Sticky glue traps (also known as “glue trays” or “glue boards”) cause an enormous amount of suffering and a traumatic death for the animals they catch.
ANIMALS IN GLUE TRAPS SUFFER FOR DAYS
These traps are designed for indoor use, and ensnared animals can suffer for days before dying, or after being thrown in the trash with the trap. Glue traps don’t discriminate. They end up capturing birds, squirrels, snakes, gerbils, and other small animals—even kittens.
GLUE TRAPS CAUSE HUMAN ILLNESSES
Glue traps are also dangerous to human health. The Centers for Disease Control (CDC) and Health Canada warn against their use, for this reason. Panicked, ensnared animals produce great quantities of urine and feces, which are sources of hantavirus. In one case, a hospital that used glue traps did not check them for more than a year—during that time, the dead mice who were stuck on the traps became hosts for a fly population that caused illness among the hospital’s patients (sources listed here).
Preventive measures, natural repellents, and nonlethal traps are the only humane options for controlling rodent populations.
WHAT YOU CAN DO
- If you encounter an animal who is stuck to a glue trap, pour a small amount of cooking oil or baby oil onto the stuck areas and gently work the animal free. Consult a wildlife rehabber if necessary.
- Wherever you see glue traps sold, be sure to send a polite letter to the store manager asking him or her to stop selling the traps.
- Make your house less inviting, and use live traps to catch those who do enter so that you can release them outside.
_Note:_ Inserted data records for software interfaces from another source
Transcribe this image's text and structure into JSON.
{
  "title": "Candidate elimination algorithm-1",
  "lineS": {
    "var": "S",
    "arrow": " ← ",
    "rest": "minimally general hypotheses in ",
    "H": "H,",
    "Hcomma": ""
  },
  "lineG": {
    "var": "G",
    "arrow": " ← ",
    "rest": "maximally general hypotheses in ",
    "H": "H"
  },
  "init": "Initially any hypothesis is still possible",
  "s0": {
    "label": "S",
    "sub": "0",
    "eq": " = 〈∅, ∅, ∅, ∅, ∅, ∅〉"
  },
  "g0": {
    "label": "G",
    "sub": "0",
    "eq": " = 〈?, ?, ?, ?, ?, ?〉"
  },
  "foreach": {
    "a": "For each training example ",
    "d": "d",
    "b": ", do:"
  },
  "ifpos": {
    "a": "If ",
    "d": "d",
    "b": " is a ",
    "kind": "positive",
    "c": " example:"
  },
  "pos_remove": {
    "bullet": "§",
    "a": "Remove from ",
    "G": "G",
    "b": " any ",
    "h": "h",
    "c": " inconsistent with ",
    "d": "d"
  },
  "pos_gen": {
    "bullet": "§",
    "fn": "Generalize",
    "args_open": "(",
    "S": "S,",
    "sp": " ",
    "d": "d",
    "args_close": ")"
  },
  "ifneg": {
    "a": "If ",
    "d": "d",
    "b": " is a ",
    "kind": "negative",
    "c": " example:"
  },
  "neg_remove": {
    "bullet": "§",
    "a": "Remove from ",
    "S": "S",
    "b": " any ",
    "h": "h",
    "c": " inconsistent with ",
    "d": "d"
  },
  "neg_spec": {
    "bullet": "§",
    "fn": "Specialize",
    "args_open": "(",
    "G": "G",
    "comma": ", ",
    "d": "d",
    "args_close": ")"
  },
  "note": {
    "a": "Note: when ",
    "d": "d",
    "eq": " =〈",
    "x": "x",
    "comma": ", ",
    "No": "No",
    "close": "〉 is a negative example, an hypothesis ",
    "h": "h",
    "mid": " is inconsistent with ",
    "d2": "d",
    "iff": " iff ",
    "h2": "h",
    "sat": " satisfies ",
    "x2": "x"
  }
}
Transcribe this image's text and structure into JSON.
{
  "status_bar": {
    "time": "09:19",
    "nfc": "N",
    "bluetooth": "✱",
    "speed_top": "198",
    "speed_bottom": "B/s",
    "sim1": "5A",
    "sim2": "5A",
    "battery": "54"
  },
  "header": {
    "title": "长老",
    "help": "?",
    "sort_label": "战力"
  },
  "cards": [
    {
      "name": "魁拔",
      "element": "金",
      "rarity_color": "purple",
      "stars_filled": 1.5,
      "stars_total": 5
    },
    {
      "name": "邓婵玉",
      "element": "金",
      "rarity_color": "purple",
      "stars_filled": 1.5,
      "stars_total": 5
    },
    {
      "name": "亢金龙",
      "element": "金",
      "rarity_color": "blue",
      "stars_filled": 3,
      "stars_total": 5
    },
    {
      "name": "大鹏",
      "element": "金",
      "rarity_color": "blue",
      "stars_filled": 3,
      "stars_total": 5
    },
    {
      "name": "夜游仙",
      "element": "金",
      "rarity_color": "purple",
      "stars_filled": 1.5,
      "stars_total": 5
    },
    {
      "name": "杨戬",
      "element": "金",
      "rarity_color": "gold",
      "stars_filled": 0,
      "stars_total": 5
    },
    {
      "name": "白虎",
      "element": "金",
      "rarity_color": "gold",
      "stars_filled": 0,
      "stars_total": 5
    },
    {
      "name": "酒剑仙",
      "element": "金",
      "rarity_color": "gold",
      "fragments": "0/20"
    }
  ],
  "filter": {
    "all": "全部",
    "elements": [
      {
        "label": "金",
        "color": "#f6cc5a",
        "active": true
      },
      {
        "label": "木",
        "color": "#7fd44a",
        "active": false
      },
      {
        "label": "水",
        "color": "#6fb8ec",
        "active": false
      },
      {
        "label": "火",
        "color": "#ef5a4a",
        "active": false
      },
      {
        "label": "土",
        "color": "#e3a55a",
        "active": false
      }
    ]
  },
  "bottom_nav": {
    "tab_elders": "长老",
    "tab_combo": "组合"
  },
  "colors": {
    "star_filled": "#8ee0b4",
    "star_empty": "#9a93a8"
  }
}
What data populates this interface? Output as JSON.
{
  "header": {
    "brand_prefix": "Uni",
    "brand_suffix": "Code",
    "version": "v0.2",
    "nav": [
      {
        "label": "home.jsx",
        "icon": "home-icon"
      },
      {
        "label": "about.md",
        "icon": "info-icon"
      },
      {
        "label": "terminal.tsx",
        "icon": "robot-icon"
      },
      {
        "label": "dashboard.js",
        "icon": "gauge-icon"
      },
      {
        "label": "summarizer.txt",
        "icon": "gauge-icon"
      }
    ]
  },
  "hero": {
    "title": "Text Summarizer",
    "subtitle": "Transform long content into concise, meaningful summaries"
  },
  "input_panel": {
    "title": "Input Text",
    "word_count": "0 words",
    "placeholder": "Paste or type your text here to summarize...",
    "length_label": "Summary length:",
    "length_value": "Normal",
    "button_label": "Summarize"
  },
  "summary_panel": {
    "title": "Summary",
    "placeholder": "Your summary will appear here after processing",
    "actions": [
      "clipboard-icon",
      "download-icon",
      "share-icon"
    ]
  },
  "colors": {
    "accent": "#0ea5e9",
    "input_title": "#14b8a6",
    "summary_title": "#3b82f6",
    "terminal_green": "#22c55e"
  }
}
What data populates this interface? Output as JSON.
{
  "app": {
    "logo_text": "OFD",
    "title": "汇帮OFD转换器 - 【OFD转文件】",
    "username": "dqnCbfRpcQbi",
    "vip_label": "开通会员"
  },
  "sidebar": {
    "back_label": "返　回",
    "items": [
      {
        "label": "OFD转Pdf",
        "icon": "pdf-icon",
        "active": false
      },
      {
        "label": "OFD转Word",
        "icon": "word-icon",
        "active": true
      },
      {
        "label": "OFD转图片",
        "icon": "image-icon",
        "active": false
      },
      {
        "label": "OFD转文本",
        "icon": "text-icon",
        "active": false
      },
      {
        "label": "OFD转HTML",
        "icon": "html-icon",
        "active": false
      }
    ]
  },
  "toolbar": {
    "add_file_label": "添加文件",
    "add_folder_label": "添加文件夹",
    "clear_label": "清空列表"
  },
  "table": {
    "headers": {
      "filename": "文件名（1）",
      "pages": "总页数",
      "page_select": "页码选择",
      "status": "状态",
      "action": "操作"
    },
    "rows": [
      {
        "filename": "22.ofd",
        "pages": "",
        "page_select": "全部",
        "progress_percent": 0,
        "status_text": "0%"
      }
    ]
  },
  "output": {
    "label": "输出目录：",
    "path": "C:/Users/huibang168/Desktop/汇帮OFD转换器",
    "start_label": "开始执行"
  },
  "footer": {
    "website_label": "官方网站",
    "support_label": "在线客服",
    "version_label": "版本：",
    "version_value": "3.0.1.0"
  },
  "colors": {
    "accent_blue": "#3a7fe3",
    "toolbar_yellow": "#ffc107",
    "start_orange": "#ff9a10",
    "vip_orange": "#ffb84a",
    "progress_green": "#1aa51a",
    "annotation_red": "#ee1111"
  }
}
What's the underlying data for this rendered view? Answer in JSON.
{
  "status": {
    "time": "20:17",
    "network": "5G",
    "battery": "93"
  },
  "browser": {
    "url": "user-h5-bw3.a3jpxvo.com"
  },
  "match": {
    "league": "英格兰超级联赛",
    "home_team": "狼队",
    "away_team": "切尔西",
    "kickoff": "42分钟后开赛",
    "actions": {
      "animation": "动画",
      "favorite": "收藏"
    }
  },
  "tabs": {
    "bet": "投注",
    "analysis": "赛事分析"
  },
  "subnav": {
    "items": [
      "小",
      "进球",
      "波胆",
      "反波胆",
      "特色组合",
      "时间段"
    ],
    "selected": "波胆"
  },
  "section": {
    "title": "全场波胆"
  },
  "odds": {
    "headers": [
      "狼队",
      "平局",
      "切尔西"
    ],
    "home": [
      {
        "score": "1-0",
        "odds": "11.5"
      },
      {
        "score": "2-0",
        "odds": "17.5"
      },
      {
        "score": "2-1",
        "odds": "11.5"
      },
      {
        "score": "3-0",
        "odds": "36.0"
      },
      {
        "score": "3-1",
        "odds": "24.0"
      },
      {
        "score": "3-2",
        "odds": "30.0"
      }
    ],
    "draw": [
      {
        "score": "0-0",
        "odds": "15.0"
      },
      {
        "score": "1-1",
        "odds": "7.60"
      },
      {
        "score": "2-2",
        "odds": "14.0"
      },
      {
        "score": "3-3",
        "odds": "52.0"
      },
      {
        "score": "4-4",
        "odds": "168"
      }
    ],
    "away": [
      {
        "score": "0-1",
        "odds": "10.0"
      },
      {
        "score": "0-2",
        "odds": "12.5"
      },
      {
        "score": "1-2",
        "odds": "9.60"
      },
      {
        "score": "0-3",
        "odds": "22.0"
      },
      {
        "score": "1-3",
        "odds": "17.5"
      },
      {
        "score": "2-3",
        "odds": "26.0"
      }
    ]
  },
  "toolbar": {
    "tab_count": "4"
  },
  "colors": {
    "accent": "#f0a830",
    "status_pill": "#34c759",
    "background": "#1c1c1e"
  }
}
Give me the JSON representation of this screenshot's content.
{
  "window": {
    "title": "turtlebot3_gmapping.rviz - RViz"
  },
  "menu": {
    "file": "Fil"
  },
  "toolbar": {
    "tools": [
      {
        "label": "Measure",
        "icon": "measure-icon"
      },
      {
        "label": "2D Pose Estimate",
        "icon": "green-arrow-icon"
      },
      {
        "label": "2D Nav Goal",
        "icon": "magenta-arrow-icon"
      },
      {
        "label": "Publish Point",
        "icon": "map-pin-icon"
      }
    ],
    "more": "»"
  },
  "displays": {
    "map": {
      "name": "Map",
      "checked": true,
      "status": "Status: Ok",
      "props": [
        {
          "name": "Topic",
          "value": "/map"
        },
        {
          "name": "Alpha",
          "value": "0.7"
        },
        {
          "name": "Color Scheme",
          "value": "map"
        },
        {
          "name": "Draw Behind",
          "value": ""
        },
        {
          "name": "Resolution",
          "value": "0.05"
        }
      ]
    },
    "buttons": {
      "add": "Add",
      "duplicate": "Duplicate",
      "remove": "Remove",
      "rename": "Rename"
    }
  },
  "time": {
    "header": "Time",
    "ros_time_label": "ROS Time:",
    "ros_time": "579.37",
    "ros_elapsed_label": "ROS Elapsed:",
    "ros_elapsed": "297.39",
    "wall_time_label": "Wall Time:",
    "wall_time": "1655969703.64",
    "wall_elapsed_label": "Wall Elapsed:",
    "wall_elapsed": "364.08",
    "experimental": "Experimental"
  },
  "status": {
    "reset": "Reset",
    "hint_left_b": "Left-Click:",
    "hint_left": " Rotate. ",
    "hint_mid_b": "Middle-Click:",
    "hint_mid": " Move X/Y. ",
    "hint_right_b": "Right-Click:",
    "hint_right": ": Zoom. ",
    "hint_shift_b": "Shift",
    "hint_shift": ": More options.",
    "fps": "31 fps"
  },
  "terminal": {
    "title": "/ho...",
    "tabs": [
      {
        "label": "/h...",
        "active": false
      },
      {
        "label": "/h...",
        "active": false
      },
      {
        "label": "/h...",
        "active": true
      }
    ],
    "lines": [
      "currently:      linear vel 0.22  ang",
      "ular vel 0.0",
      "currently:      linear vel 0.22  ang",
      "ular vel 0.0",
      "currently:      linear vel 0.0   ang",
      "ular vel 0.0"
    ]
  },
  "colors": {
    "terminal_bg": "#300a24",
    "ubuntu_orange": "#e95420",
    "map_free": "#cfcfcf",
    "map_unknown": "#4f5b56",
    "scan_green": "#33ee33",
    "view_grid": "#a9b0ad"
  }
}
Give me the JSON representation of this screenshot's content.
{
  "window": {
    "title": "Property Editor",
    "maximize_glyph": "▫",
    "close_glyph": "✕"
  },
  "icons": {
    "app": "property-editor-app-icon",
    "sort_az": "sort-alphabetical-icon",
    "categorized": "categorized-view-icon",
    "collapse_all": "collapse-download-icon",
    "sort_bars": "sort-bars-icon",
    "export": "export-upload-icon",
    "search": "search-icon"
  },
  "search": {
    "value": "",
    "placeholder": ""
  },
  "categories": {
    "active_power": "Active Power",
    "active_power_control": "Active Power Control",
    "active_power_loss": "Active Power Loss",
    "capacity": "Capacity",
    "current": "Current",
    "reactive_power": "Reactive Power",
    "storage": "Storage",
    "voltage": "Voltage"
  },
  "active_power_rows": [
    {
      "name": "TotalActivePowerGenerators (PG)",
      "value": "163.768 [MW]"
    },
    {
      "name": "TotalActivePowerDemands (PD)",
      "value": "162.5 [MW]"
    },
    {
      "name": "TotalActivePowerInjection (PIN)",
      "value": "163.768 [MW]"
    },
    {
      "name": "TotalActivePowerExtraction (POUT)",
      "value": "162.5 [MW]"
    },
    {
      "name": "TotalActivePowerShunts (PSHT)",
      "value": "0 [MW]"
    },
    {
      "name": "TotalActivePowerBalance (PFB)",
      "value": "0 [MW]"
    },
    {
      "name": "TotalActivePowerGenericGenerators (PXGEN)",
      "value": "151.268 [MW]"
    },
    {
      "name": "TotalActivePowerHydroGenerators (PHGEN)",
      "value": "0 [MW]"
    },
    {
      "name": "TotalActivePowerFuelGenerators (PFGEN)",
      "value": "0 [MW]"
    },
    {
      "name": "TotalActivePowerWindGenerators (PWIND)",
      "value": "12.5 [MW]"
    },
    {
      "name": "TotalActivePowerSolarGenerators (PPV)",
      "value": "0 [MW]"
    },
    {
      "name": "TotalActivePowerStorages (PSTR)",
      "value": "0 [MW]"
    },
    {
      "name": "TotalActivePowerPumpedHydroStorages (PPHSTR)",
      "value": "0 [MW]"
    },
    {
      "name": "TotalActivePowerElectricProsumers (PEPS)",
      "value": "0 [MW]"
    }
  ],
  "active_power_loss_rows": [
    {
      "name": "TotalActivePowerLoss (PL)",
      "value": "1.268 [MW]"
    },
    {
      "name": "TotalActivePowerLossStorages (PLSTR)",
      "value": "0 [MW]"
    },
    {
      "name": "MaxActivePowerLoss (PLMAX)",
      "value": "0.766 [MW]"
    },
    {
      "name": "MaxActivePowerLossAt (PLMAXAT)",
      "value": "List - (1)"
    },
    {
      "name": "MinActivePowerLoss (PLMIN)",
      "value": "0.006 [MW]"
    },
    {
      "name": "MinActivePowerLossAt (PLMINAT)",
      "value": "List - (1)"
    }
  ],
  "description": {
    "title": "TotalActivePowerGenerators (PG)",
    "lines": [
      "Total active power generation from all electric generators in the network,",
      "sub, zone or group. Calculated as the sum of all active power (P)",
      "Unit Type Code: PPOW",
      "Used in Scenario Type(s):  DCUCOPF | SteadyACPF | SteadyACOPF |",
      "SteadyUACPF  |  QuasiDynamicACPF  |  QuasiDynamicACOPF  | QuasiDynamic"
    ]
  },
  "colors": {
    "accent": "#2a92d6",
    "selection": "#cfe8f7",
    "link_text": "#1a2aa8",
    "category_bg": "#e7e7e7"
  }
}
Check out our “Living in Harmony With Nature” factsheet for more tips on keeping wildlife outdoors.
Could YOU imagine being stuck to a glue trap for days before death?